And even if DBS as a treatment never pans out, Halpern sees each case study as progress in understanding addiction as a neurological disease rather than a moral failing. “By putting an electrode in the brain, we were able to help this patient’s opiate use disorder, which really provides substantial evidence that it is a disorder of the brain and not a disorder of will or a weakness,” he says.

Although patients with opioid use disorder have generally been hesitant to subject themselves to the rigors and unknowns of DBS treatment, some evidence suggests that could change.

In 2020 and 2021, Widge and a team of collaborators surveyed 20 people with substance abuse disorders to explore their stance on DBS as a possible treatment. Only two had heard of the treatment method beforehand, and most expressed discomfort at first, describing it as “weird” or “scary.” Substance use remains a deeply stigmatized disorder and a criminal offense in many parts of the world. Many respondents raised concerns about the privacy risks posed by a neural device that records information about their addictive impulses, noting that they would never want law enforcement officers to have access to the data. However, by the end of a 90-minute interview in which patients shared their personal experiences, learned about the science behind DBS, and discussed ethical and privacy concerns, only one of the 20 participants said they would never consider it as an option.

Newer technologies that use less invasive, less expensive and safer DBS methods may also pave the way to broader participation in clinical trials. Halpern and his colleagues have developed implants that, rather than continually delivering electric pulses, deliver them only when they detect a compulsive urge, which mitigates possible side effects.

Other researchers are working on techniques that could achieve the benefits of deep brain stimulation without the need for physical implants.

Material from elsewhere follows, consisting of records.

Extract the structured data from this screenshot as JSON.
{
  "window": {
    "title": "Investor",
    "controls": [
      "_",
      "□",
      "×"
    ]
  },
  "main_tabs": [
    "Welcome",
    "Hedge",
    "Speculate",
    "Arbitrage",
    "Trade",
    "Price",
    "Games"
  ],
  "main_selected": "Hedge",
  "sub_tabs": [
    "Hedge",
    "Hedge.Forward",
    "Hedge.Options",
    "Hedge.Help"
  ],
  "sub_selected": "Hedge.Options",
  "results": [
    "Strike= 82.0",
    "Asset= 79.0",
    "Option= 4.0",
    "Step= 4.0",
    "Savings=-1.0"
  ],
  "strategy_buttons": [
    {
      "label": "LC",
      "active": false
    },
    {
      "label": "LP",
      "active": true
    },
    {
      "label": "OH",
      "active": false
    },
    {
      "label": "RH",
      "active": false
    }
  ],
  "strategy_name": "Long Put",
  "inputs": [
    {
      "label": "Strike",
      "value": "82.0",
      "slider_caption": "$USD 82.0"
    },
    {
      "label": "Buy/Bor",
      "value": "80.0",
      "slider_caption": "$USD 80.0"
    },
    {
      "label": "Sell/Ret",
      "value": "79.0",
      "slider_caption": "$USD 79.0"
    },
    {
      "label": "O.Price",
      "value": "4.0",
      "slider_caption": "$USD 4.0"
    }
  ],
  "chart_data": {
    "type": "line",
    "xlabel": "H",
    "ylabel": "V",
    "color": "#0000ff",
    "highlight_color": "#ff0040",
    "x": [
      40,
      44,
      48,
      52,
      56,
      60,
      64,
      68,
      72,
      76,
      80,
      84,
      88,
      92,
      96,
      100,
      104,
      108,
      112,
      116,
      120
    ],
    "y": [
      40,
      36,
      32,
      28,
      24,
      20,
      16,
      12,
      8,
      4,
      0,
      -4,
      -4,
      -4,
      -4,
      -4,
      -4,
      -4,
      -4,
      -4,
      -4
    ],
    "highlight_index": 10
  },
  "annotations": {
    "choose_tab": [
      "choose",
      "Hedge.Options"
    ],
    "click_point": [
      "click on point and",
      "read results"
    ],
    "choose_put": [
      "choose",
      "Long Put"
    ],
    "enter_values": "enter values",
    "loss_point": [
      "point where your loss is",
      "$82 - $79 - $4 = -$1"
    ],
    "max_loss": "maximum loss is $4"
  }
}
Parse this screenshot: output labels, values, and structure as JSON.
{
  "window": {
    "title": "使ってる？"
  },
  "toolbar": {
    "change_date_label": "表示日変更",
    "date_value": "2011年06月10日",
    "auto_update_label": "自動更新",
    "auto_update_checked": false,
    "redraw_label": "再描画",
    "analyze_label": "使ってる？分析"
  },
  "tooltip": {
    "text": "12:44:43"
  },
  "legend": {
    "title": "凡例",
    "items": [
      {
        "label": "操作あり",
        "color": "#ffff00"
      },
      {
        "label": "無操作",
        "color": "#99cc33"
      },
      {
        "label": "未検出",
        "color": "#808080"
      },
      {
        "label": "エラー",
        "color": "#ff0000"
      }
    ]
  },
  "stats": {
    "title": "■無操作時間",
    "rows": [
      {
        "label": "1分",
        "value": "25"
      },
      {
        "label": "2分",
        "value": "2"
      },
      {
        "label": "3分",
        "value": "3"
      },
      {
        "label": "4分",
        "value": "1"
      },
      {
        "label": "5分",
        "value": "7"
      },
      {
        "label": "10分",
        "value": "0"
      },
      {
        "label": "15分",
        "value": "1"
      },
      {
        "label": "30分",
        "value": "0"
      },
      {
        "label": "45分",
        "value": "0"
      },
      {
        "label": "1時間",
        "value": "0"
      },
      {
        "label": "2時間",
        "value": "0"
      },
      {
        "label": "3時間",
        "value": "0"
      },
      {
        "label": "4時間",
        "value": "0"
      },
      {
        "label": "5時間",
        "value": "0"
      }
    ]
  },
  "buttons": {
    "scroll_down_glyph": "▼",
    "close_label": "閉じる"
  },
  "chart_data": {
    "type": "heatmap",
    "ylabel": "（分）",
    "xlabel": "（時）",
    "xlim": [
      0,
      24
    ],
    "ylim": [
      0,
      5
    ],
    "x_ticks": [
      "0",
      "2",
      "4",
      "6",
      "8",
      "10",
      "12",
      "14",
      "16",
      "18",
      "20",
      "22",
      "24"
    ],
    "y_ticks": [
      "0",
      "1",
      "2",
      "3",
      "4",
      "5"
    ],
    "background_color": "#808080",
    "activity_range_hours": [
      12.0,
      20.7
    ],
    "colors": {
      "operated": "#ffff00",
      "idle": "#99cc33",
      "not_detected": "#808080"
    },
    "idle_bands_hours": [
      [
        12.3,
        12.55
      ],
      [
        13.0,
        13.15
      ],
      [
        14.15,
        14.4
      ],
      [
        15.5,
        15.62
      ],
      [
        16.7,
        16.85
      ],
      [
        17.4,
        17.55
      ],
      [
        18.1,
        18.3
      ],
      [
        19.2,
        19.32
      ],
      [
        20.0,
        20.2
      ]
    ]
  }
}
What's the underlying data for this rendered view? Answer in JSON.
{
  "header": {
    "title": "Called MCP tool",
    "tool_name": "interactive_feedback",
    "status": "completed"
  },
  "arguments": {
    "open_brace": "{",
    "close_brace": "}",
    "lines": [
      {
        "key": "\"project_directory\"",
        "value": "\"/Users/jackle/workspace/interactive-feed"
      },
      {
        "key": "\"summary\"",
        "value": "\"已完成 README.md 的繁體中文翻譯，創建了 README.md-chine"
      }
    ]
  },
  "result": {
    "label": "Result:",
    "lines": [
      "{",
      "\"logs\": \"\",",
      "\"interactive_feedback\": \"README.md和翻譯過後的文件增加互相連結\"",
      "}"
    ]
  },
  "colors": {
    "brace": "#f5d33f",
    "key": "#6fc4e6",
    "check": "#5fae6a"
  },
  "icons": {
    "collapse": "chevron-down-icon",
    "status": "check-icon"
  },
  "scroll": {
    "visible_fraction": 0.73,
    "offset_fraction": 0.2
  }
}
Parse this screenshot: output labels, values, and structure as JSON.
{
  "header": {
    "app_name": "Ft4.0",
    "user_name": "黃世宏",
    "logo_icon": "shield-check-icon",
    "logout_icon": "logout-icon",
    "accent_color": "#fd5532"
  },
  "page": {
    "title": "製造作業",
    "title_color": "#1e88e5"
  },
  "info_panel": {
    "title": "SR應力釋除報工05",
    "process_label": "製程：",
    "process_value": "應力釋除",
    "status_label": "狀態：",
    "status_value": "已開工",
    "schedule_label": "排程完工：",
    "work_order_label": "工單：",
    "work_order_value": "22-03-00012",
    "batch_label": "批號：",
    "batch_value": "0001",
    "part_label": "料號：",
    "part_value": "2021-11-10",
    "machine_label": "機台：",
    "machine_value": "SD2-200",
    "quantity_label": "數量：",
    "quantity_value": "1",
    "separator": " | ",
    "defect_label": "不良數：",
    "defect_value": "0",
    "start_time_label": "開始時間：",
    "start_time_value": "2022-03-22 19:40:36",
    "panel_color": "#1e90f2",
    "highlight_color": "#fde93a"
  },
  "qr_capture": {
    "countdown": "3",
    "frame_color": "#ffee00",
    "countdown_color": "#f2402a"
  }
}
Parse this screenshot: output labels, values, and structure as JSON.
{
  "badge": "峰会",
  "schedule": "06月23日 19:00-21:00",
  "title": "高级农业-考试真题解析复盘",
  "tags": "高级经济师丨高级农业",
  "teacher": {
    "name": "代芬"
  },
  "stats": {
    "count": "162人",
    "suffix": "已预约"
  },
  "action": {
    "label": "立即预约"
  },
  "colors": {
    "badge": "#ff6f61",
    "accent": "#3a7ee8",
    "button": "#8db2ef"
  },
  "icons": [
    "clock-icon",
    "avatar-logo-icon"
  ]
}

In 2017, neuroscientist Nir Grossman of Imperial College London and his colleagues showed they could use electrodes on the surface of the skull to create oscillating electric fields that penetrate to precise regions deep within the brain, without affecting surface structures. Last October, the team demonstrated that the technique, when targeted on the hippocampus, could improve people’s ability to pair faces and names, although the questions of how and why the stimulation works remain unclear.

In the meantime, for people like Max Daly, life at the leading edge of an unproven therapy is hopeful but fraught with uncertainty.

Following his surgery, Max graduated high school, and he now lives independently outside of Paris. Last August, he was dealt a setback: He developed a severe bacterial skin infection near the battery that powers his implant for addiction. (The battery for the electrodes that treat his movement disorder was spared.) Clinicians in Paris severed the power supply to his electrode to treat the infection. “Since then, I haven’t used, but I’ve just been extremely depressed,” Max says.

This month, Max returned to the U.S. for yet another surgery, to restart the implant, and then, hopefully, resume his life. “Max was—and will be again—completely back to normal, including enjoying arts, studying, reading,” Elena says. DBS, to her, is “not just a tool to prevent the ultimate horror of overdose and death. It’s really bringing back the life, and the enjoyment of life.”

This article was originally published on Undark. Read the original article.

Get the latest stories in your inbox every weekday.